### Problem requirements
Wherever the string "苏州市姑苏区" shows up in the data below, copy the whole line.
_____
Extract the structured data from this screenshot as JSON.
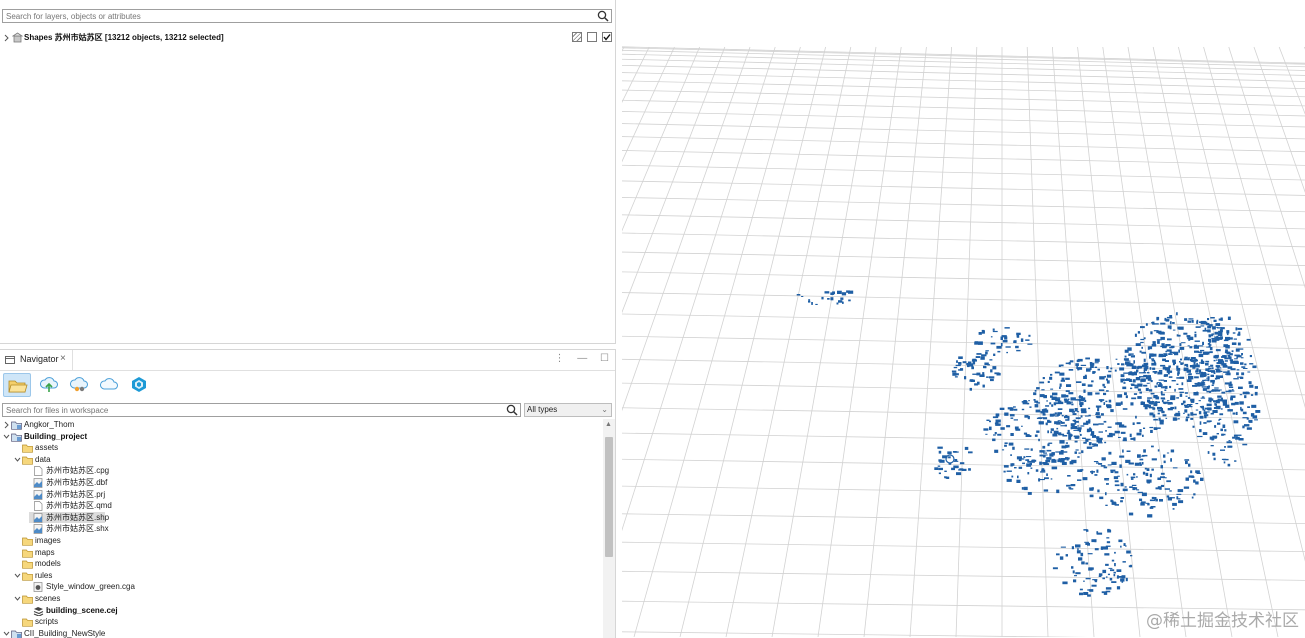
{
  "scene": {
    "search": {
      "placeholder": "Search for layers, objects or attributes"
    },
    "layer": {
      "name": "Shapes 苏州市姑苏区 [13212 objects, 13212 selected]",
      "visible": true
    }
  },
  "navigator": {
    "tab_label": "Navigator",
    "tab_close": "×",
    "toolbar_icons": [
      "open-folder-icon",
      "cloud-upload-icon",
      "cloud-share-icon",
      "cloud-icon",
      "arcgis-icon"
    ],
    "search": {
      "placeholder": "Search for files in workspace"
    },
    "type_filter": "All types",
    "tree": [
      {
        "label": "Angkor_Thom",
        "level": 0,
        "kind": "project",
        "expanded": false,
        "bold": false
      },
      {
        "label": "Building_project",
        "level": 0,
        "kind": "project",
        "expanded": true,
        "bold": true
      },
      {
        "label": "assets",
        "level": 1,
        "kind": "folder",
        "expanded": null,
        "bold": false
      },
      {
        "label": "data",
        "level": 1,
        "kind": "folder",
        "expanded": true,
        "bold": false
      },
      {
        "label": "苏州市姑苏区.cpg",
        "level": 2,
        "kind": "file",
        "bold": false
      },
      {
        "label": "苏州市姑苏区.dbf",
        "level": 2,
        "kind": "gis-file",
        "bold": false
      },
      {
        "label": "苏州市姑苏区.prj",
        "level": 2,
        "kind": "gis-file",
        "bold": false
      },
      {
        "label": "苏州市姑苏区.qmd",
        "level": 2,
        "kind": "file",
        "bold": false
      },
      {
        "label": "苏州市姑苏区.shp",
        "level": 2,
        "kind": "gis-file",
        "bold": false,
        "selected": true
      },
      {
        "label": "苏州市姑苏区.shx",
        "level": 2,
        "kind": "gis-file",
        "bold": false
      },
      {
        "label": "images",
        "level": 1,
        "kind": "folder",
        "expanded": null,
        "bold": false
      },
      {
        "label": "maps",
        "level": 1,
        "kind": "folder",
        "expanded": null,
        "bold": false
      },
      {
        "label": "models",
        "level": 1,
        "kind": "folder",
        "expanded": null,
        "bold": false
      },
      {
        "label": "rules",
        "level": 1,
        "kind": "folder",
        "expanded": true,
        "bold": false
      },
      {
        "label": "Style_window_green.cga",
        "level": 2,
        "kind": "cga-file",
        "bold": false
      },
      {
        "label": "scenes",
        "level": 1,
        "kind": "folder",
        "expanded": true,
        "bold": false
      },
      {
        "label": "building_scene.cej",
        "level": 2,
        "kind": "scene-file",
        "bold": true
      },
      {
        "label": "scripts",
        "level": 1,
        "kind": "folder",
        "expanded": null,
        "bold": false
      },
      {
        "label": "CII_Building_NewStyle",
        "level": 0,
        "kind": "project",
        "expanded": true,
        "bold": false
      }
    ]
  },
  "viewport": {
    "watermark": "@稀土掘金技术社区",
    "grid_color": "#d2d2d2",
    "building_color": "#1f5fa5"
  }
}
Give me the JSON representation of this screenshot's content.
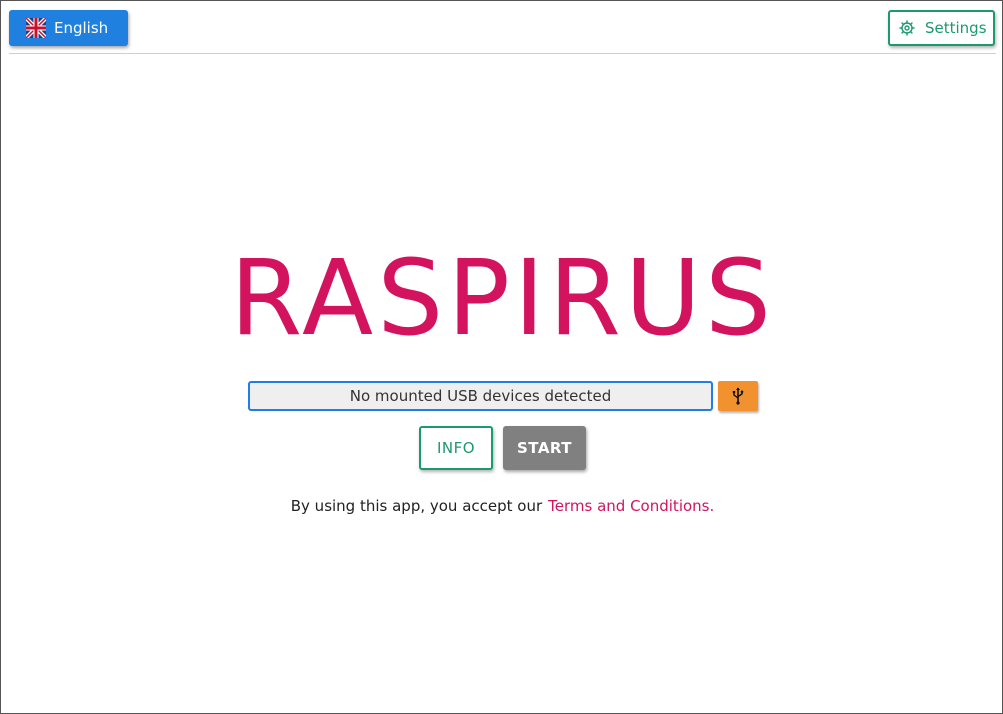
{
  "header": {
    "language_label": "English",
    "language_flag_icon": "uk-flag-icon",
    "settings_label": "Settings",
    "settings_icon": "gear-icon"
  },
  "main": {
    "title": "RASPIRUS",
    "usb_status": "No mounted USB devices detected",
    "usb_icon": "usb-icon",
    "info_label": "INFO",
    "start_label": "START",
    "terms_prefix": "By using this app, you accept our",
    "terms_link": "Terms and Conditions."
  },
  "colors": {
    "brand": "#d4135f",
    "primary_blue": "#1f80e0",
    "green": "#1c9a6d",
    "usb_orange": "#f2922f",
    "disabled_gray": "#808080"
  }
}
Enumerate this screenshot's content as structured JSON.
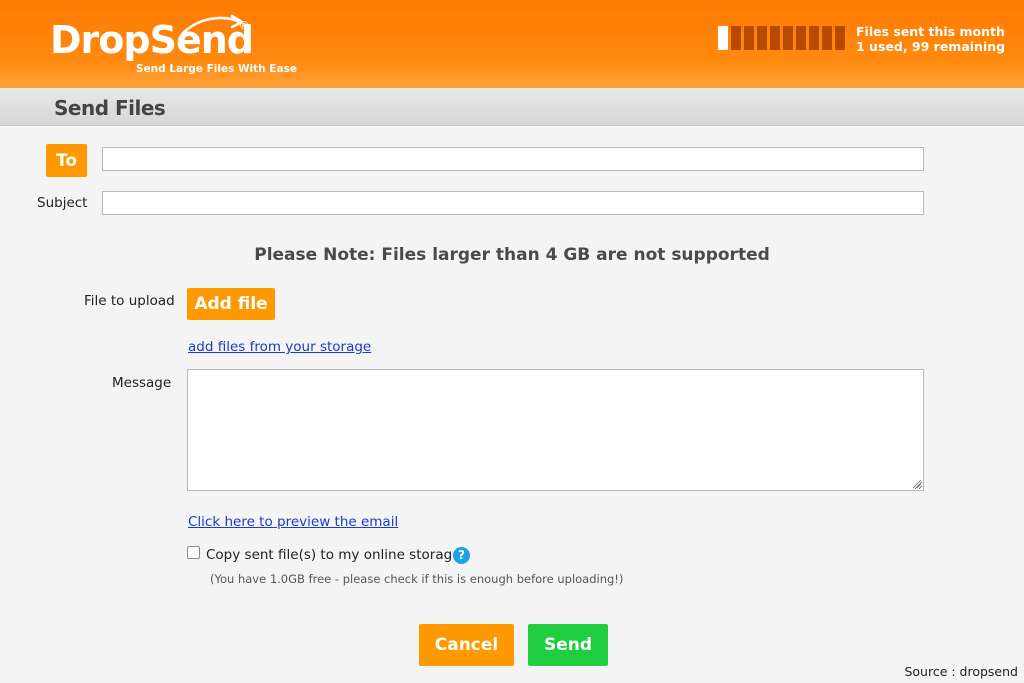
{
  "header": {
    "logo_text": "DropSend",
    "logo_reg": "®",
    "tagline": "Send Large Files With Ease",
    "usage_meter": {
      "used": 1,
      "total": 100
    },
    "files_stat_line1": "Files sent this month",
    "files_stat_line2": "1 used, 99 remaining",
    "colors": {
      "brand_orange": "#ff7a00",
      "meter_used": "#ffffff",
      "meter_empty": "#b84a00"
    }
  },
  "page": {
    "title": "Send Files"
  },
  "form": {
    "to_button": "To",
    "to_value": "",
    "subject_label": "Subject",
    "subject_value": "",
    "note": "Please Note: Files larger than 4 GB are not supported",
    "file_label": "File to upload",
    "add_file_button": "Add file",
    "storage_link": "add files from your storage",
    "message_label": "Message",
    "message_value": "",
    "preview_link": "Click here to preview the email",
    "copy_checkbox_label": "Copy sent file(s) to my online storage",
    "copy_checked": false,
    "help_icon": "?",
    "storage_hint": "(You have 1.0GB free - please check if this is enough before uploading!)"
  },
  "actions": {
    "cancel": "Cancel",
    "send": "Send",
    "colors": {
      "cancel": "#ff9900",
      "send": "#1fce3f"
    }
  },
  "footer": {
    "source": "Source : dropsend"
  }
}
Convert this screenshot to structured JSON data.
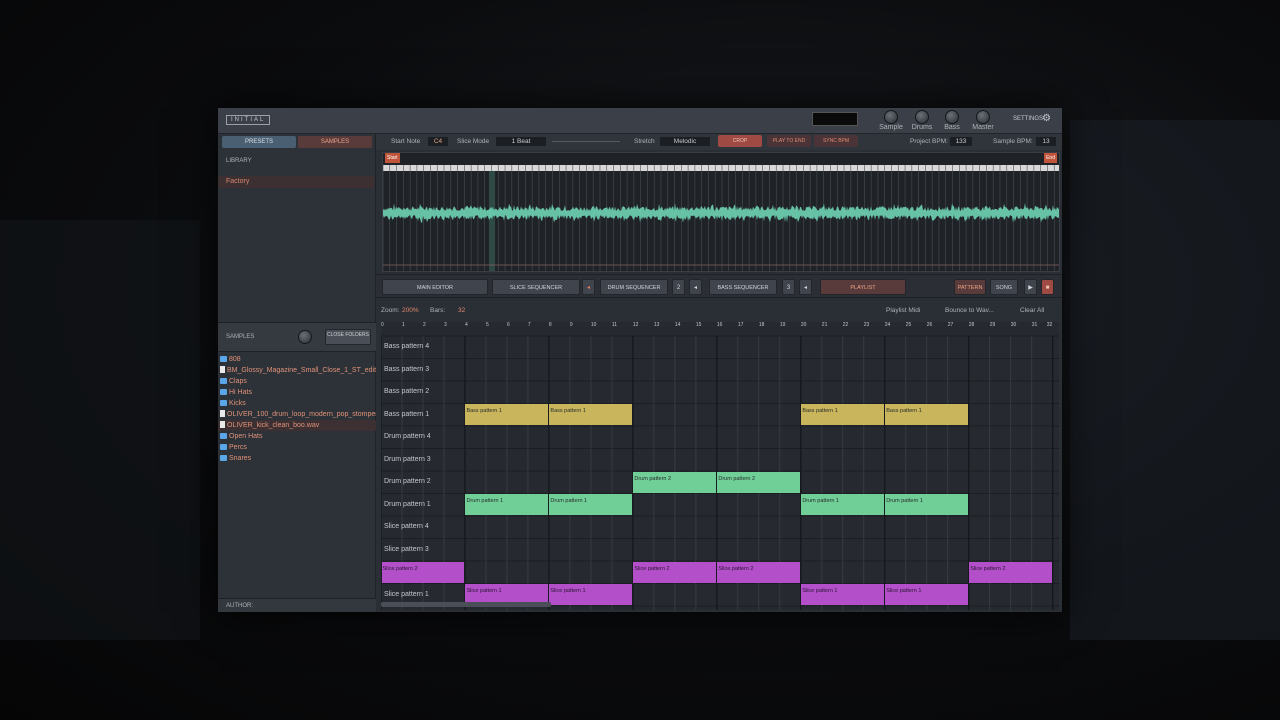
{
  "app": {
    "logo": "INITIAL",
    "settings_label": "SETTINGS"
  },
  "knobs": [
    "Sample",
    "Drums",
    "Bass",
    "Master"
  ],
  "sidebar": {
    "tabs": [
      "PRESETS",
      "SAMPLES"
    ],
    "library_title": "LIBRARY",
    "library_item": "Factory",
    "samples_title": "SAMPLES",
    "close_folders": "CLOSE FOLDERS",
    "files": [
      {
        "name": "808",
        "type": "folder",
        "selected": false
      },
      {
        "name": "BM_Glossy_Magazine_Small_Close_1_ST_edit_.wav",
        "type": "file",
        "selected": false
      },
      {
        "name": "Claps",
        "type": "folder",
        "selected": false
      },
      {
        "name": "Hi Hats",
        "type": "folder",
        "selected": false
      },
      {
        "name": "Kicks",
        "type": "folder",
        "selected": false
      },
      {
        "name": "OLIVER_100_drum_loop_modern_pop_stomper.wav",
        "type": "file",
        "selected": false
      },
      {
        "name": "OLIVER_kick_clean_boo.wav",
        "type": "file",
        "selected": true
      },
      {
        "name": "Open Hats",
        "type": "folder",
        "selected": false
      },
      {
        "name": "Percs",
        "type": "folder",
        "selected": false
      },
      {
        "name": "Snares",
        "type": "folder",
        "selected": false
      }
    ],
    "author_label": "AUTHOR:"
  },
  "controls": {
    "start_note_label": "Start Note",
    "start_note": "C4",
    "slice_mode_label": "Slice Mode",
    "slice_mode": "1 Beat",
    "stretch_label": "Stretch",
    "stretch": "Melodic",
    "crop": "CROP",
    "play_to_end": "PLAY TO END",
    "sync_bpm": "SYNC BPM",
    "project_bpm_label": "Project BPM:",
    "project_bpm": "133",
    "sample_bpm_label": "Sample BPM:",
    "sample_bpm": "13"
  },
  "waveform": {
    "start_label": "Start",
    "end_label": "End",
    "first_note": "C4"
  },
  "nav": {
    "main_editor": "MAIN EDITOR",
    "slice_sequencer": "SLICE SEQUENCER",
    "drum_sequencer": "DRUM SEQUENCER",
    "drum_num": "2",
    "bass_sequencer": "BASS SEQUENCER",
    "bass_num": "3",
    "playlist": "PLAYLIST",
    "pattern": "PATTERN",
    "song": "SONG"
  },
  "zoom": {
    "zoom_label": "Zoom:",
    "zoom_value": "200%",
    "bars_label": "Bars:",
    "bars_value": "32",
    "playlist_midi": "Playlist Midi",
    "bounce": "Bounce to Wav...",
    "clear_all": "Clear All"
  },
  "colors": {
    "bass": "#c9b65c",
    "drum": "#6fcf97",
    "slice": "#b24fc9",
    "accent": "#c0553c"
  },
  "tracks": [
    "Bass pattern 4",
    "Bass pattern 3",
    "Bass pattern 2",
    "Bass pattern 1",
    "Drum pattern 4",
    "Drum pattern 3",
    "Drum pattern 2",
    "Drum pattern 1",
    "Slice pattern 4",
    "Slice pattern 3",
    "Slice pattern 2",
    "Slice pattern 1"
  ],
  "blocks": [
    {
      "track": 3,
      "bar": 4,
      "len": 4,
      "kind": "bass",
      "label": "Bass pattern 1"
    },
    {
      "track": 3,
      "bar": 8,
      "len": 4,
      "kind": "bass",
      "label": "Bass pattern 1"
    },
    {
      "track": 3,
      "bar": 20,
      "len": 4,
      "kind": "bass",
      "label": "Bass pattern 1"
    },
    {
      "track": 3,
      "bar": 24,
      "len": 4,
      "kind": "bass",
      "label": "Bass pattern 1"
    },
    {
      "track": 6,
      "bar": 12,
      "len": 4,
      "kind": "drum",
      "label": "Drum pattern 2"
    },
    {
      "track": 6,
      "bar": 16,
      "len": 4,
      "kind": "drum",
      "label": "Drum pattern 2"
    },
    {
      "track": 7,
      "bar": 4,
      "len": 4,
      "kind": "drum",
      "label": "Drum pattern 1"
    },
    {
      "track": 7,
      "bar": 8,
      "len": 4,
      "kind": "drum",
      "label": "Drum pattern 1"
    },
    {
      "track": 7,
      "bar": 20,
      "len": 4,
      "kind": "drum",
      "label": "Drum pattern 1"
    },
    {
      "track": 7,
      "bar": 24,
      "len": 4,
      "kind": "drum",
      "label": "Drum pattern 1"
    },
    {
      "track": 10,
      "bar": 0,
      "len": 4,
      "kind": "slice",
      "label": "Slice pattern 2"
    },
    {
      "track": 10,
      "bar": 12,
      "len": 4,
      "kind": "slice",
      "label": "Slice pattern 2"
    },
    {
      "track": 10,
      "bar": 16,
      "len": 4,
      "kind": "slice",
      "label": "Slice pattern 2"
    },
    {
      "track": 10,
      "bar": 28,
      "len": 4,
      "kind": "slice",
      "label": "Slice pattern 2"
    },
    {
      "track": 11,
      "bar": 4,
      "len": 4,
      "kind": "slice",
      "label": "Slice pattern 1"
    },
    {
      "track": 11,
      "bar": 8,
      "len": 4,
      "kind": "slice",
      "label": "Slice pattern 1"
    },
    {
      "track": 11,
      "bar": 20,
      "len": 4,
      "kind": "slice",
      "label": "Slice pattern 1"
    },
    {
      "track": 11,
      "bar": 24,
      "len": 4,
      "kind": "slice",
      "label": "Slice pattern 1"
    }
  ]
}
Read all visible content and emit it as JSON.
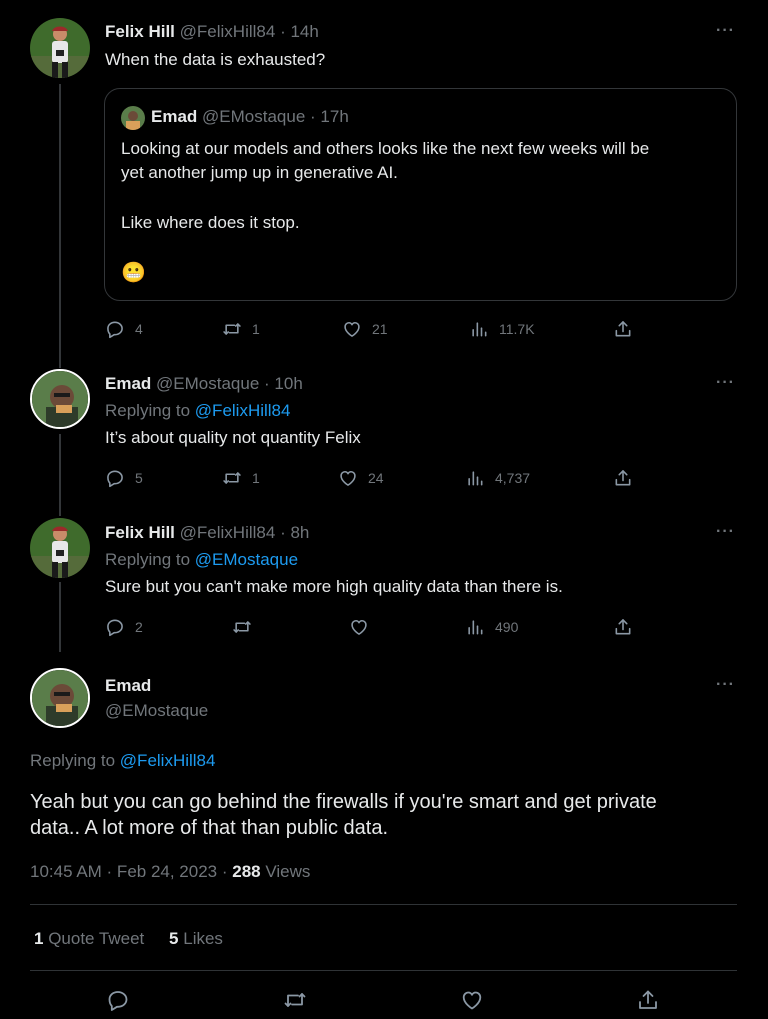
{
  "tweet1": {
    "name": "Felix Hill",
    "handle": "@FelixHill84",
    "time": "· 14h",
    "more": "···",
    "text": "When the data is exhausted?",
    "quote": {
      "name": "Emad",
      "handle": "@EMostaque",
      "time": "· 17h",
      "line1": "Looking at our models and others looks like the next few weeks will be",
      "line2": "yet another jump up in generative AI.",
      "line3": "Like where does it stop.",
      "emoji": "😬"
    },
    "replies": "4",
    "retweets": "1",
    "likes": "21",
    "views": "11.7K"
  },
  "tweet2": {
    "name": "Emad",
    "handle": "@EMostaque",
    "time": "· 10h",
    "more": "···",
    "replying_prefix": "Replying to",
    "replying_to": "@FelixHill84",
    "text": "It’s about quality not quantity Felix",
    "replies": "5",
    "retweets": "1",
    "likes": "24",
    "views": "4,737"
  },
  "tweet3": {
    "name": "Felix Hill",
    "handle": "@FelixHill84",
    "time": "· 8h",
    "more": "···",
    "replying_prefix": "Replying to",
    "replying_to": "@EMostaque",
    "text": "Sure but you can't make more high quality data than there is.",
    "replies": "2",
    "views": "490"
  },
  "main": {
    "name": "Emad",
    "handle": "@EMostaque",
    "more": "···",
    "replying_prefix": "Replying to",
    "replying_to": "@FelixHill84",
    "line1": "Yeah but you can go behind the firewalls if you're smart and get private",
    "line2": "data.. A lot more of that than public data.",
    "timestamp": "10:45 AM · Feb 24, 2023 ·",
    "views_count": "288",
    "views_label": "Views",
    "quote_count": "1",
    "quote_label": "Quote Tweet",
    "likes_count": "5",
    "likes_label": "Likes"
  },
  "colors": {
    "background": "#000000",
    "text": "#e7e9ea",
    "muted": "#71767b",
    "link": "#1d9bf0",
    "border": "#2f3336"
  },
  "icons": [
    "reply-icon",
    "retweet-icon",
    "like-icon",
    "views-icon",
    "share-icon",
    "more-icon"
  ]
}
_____
### Completed exercise
      "name": "Shapes 苏州市姑苏区 [13212 objects, 13212 selected]",
        "label": "苏州市姑苏区.cpg",
        "label": "苏州市姑苏区.dbf",
        "label": "苏州市姑苏区.prj",
        "label": "苏州市姑苏区.qmd",
        "label": "苏州市姑苏区.shp",
        "label": "苏州市姑苏区.shx",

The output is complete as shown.